Sixteen-year-old Tatum Elsea is bracing for the worst summer of her life. After being falsely accused of a crime, she’s stuck under stepmother-imposed house arrest and her BFF’s gone ghost. Tatum fills her newfound free time with community service by day and working at her covert graphic design business at night (which includes trading emails with a cute cello-playing client). When Tatum discovers she’s not the only one in the house keeping secrets, she finds she has the chance to make amends with her family and friends. Equipped with a new perspective, and assisted by her feisty step-abuela-slash-fairy-godmother, Tatum is ready to start fresh and maybe even get her happy ending along the way.
Publishing Date: May 9th 2017
*A copy of this book was provided to me by the publisher via NetGalley in exchange for an honest review*
Initial thoughts: A cute, light-hearted coming of age modern Cinderella that bordered on corny at times but redeemed itself during the last half of the book. While I only gave it 3 stars, I would still recommend if you are curious about picking it up.
When I finished this book, I can happily say that I was satisfied. While I seriously considered putting it down for the first 40% or so, I am happy I stuck with it and finished the book. It was a happy, quick summery read with the framework of a Cinderella story that makes it just a little bit magical.
Tatum Elsea, or Tate, is in a tough situation for the summer. Accused of assisting in a crime she didn’t commit, estranged from her best friend, locked into community service for the summer, and living with her overly-strict stepmother makes the coming months look very unappealing. By this point in the story, the Cinderella parallels are clear: a lot of chores, a strict household, absent father (he’s traveling for the summer) and a very understanding grandmother aka fairy godmother. It did annoy me a bit that the author would drop lines like “it seemed like a fairy tale” or “I felt like I had a fairy godmother.” I get it. I don’t need it spelled out for me. At this point, I was thinking “meh” but I read on.
One of the aspects of Tatum’s story that I really enjoyed was her proclivity for graphic design. She even start her own company in secret and is proud of her clients that start trickling in. It is through these email exchanges that she starts chatting with cute, cello-player, SK. I really enjoyed their email exchanges! They were witty, flirty and downright cute. While there was a pretty adorable romantic aspect to this story, I also appreciated that it didn’t dominate the entire plot.

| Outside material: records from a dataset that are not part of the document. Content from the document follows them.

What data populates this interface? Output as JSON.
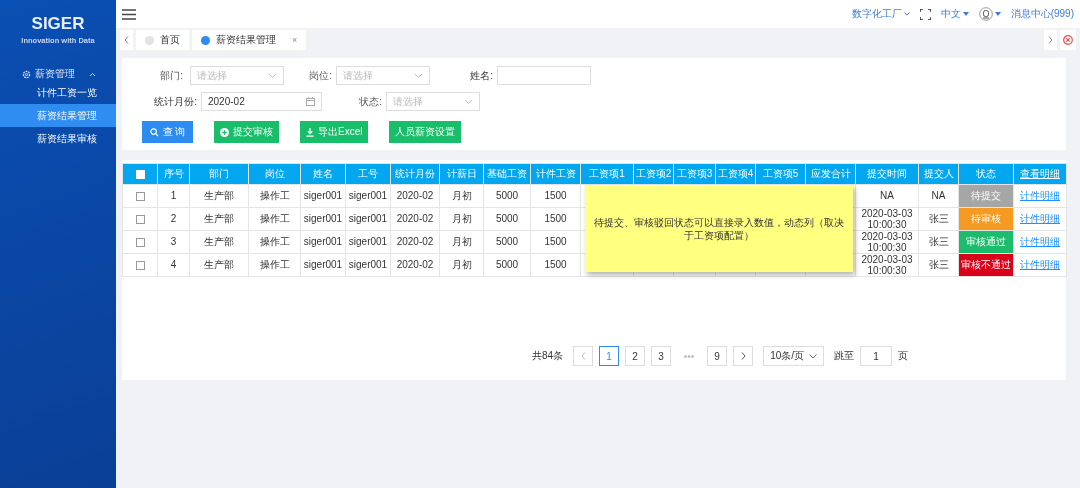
{
  "sidebar": {
    "logo": "SIGER",
    "tagline": "Innovation with Data",
    "groups": [
      {
        "label": "薪资管理",
        "expanded": true,
        "children": [
          {
            "label": "计件工资一览",
            "selected": false
          },
          {
            "label": "薪资结果管理",
            "selected": true
          },
          {
            "label": "薪资结果审核",
            "selected": false
          }
        ]
      }
    ]
  },
  "topbar": {
    "factory": "数字化工厂",
    "language": "中文",
    "messages": "消息中心(999)"
  },
  "tabs": [
    {
      "label": "首页",
      "selected": false,
      "closable": false
    },
    {
      "label": "薪资结果管理",
      "selected": true,
      "closable": true
    }
  ],
  "tab_close": "×",
  "filters": {
    "department": {
      "label": "部门:",
      "placeholder": "请选择"
    },
    "position": {
      "label": "岗位:",
      "placeholder": "请选择"
    },
    "name": {
      "label": "姓名:"
    },
    "month": {
      "label": "统计月份:",
      "value": "2020-02"
    },
    "status": {
      "label": "状态:",
      "placeholder": "请选择"
    }
  },
  "buttons": [
    {
      "label": "查 询",
      "kind": "search"
    },
    {
      "label": "提交审核",
      "kind": "submit"
    },
    {
      "label": "导出Excel",
      "kind": "export"
    },
    {
      "label": "人员薪资设置",
      "kind": "plain"
    }
  ],
  "table": {
    "header_checkbox": {
      "checked": false
    },
    "columns": [
      "序号",
      "部门",
      "岗位",
      "姓名",
      "工号",
      "统计月份",
      "计薪日",
      "基础工资",
      "计件工资",
      "工资项1",
      "工资项2",
      "工资项3",
      "工资项4",
      "工资项5",
      "应发合计",
      "提交时间",
      "提交人",
      "状态",
      "查看明细"
    ],
    "rows": [
      {
        "checked": false,
        "index": "1",
        "department": "生产部",
        "position": "操作工",
        "name": "siger001",
        "employee_id": "siger001",
        "month": "2020-02",
        "pay_day": "月初",
        "base_pay": "5000",
        "piece_pay": "1500",
        "submit_time": "NA",
        "submitter": "NA",
        "status": {
          "label": "待提交",
          "color": "#a6a6a6"
        },
        "detail": "计件明细"
      },
      {
        "checked": false,
        "index": "2",
        "department": "生产部",
        "position": "操作工",
        "name": "siger001",
        "employee_id": "siger001",
        "month": "2020-02",
        "pay_day": "月初",
        "base_pay": "5000",
        "piece_pay": "1500",
        "submit_time": "2020-03-03 10:00:30",
        "submitter": "张三",
        "status": {
          "label": "待审核",
          "color": "#f59a23"
        },
        "detail": "计件明细"
      },
      {
        "checked": false,
        "index": "3",
        "department": "生产部",
        "position": "操作工",
        "name": "siger001",
        "employee_id": "siger001",
        "month": "2020-02",
        "pay_day": "月初",
        "base_pay": "5000",
        "piece_pay": "1500",
        "submit_time": "2020-03-03 10:00:30",
        "submitter": "张三",
        "status": {
          "label": "审核通过",
          "color": "#1bbc6b"
        },
        "detail": "计件明细"
      },
      {
        "checked": false,
        "index": "4",
        "department": "生产部",
        "position": "操作工",
        "name": "siger001",
        "employee_id": "siger001",
        "month": "2020-02",
        "pay_day": "月初",
        "base_pay": "5000",
        "piece_pay": "1500",
        "submit_time": "2020-03-03 10:00:30",
        "submitter": "张三",
        "status": {
          "label": "审核不通过",
          "color": "#d9001b"
        },
        "detail": "计件明细"
      }
    ],
    "note": "待提交、审核驳回状态可以直接录入数值，动态列（取决于工资项配置）"
  },
  "pagination": {
    "total": "共84条",
    "pages": [
      {
        "label": "1",
        "selected": true
      },
      {
        "label": "2",
        "selected": false
      },
      {
        "label": "3",
        "selected": false
      },
      {
        "label": "•••",
        "kind": "ellipsis"
      },
      {
        "label": "9",
        "selected": false
      }
    ],
    "page_size": "10条/页",
    "jump_label": "跳至",
    "jump_value": "1",
    "jump_unit": "页"
  }
}
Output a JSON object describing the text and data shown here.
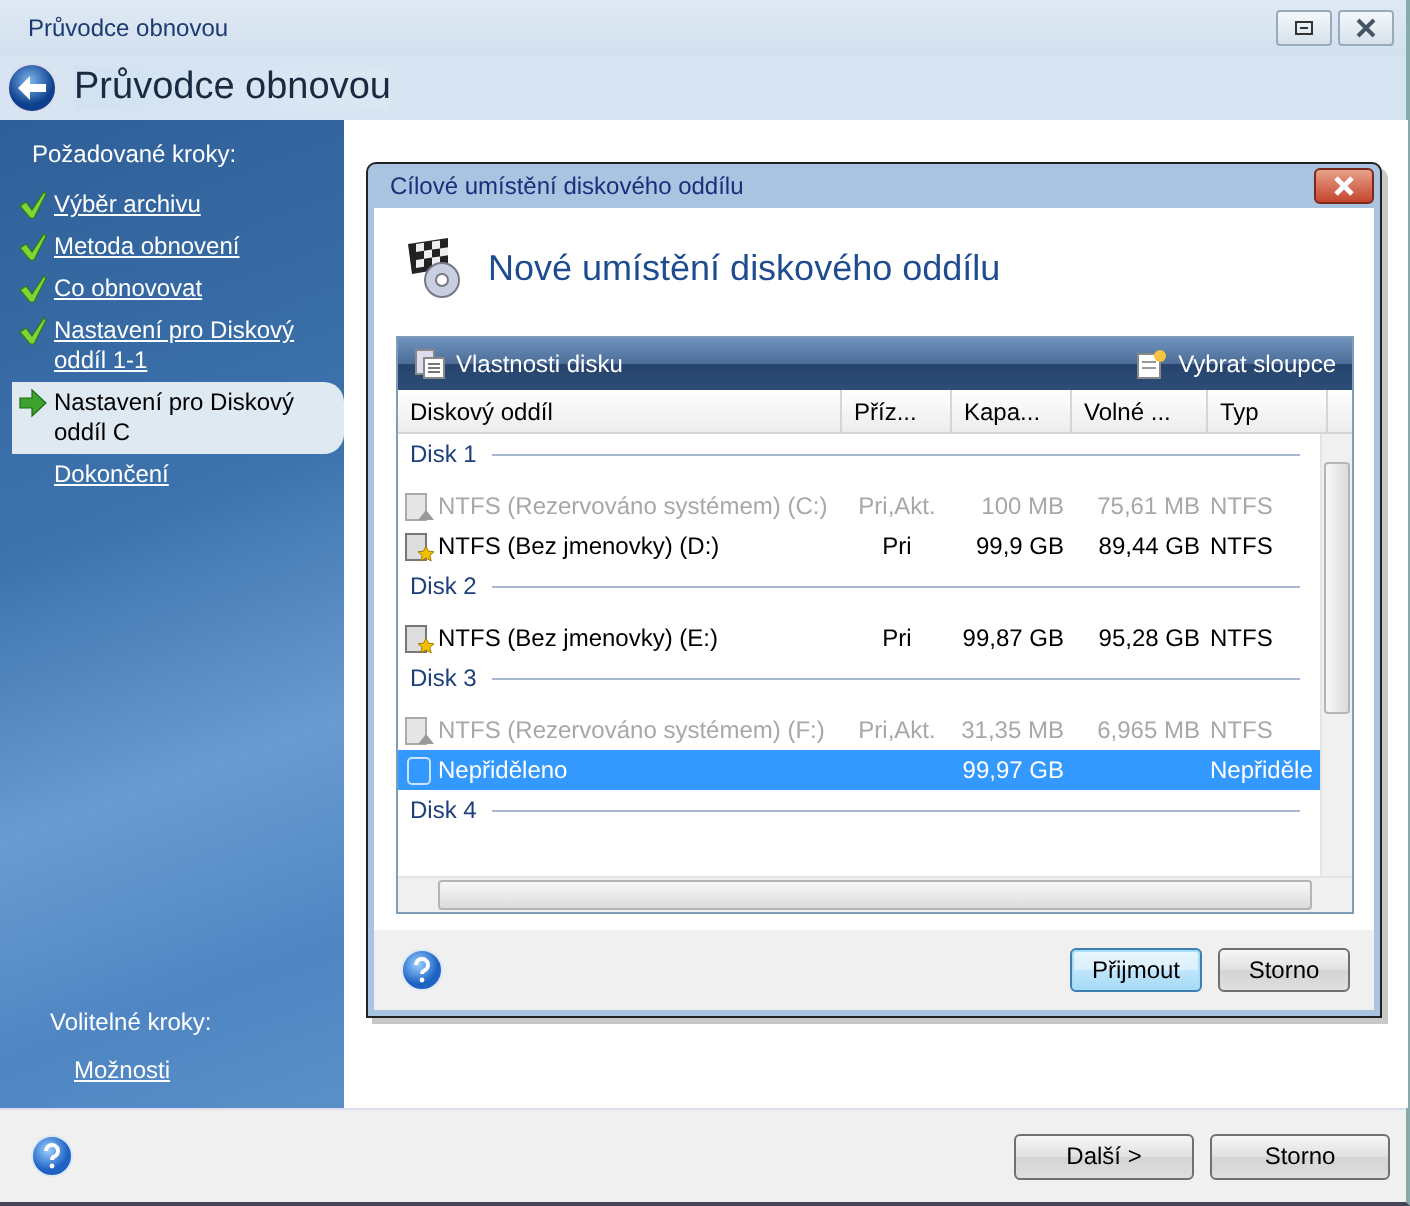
{
  "window": {
    "title": "Průvodce obnovou",
    "header": "Průvodce obnovou"
  },
  "sidebar": {
    "heading": "Požadované kroky:",
    "steps": [
      {
        "label": "Výběr archivu",
        "done": true,
        "selected": false
      },
      {
        "label": "Metoda obnovení",
        "done": true,
        "selected": false
      },
      {
        "label": "Co obnovovat",
        "done": true,
        "selected": false
      },
      {
        "label": "Nastavení pro Diskový oddíl 1-1",
        "done": true,
        "selected": false
      },
      {
        "label": "Nastavení pro Diskový oddíl C",
        "done": false,
        "selected": true
      },
      {
        "label": "Dokončení",
        "done": false,
        "selected": false
      }
    ],
    "optional_heading": "Volitelné kroky:",
    "optional_steps": [
      {
        "label": "Možnosti"
      }
    ]
  },
  "dialog": {
    "title": "Cílové umístění diskového oddílu",
    "heading": "Nové umístění diskového oddílu",
    "toolbar": {
      "left": "Vlastnosti disku",
      "right": "Vybrat sloupce"
    },
    "columns": [
      "Diskový oddíl",
      "Příz...",
      "Kapa...",
      "Volné ...",
      "Typ"
    ],
    "rows": [
      {
        "kind": "group",
        "label": "Disk 1"
      },
      {
        "kind": "partition",
        "name": "NTFS (Rezervováno systémem) (C:)",
        "flags": "Pri,Akt.",
        "capacity": "100 MB",
        "free": "75,61 MB",
        "type": "NTFS",
        "disabled": true,
        "selected": false
      },
      {
        "kind": "partition",
        "name": "NTFS (Bez jmenovky) (D:)",
        "flags": "Pri",
        "capacity": "99,9 GB",
        "free": "89,44 GB",
        "type": "NTFS",
        "disabled": false,
        "selected": false
      },
      {
        "kind": "group",
        "label": "Disk 2"
      },
      {
        "kind": "partition",
        "name": "NTFS (Bez jmenovky) (E:)",
        "flags": "Pri",
        "capacity": "99,87 GB",
        "free": "95,28 GB",
        "type": "NTFS",
        "disabled": false,
        "selected": false
      },
      {
        "kind": "group",
        "label": "Disk 3"
      },
      {
        "kind": "partition",
        "name": "NTFS (Rezervováno systémem) (F:)",
        "flags": "Pri,Akt.",
        "capacity": "31,35 MB",
        "free": "6,965 MB",
        "type": "NTFS",
        "disabled": true,
        "selected": false
      },
      {
        "kind": "unallocated",
        "name": "Nepřiděleno",
        "capacity": "99,97 GB",
        "type": "Nepřiděle",
        "disabled": false,
        "selected": true
      },
      {
        "kind": "group",
        "label": "Disk 4"
      }
    ],
    "buttons": [
      "Přijmout",
      "Storno"
    ]
  },
  "footer": {
    "buttons": [
      "Další >",
      "Storno"
    ]
  }
}
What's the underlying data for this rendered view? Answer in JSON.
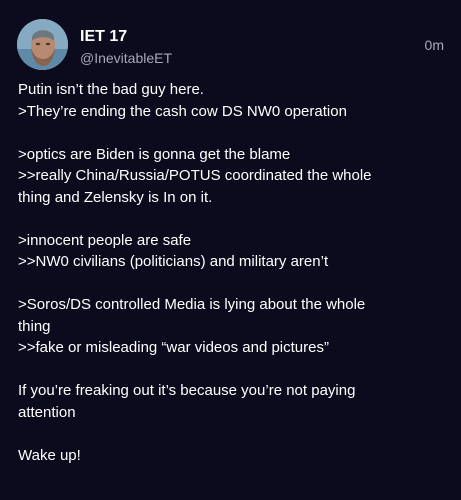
{
  "author": {
    "display_name": "IET 17",
    "handle": "@InevitableET",
    "avatar_icon": "user-avatar-photo"
  },
  "timestamp": "0m",
  "post": {
    "lines": [
      "Putin isn’t the bad guy here.",
      ">They’re ending the cash cow DS NW0 operation",
      "",
      ">optics are Biden is gonna get the blame",
      ">>really China/Russia/POTUS coordinated the whole",
      "thing and Zelensky is In on it.",
      "",
      ">innocent people are safe",
      ">>NW0 civilians (politicians) and military aren’t",
      "",
      ">Soros/DS controlled Media is lying about the whole",
      "thing",
      ">>fake or misleading “war videos and pictures”",
      "",
      "If you’re freaking out it’s because you’re not paying",
      "attention",
      "",
      "Wake up!"
    ]
  },
  "colors": {
    "background": "#0b0b1d",
    "text": "#ffffff",
    "muted": "#a7a7b6"
  }
}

Ultimately, this is a coming of age story. Tatum grows throughout the book, learning that her stepmother and stepsister might not dislike her as much as she thinks and that she may have also made some poor choices to erode that trust. That being said, I do think all of the arguments that happened in the house were a bit dramatic and Tatum was a little too misunderstood. However, if the author’s point was to make it a little more dramatic to fall in line with the Cinderella backstory, she did it well.
As I am writing this review I realize I may be more critical than I originally thought, but the overall story was cute! It was a bit light for my taste, but if you enjoy a happy, coming of age contemporary then you might want to pick this up.
Have you read It Started With Goodbye? What did you think?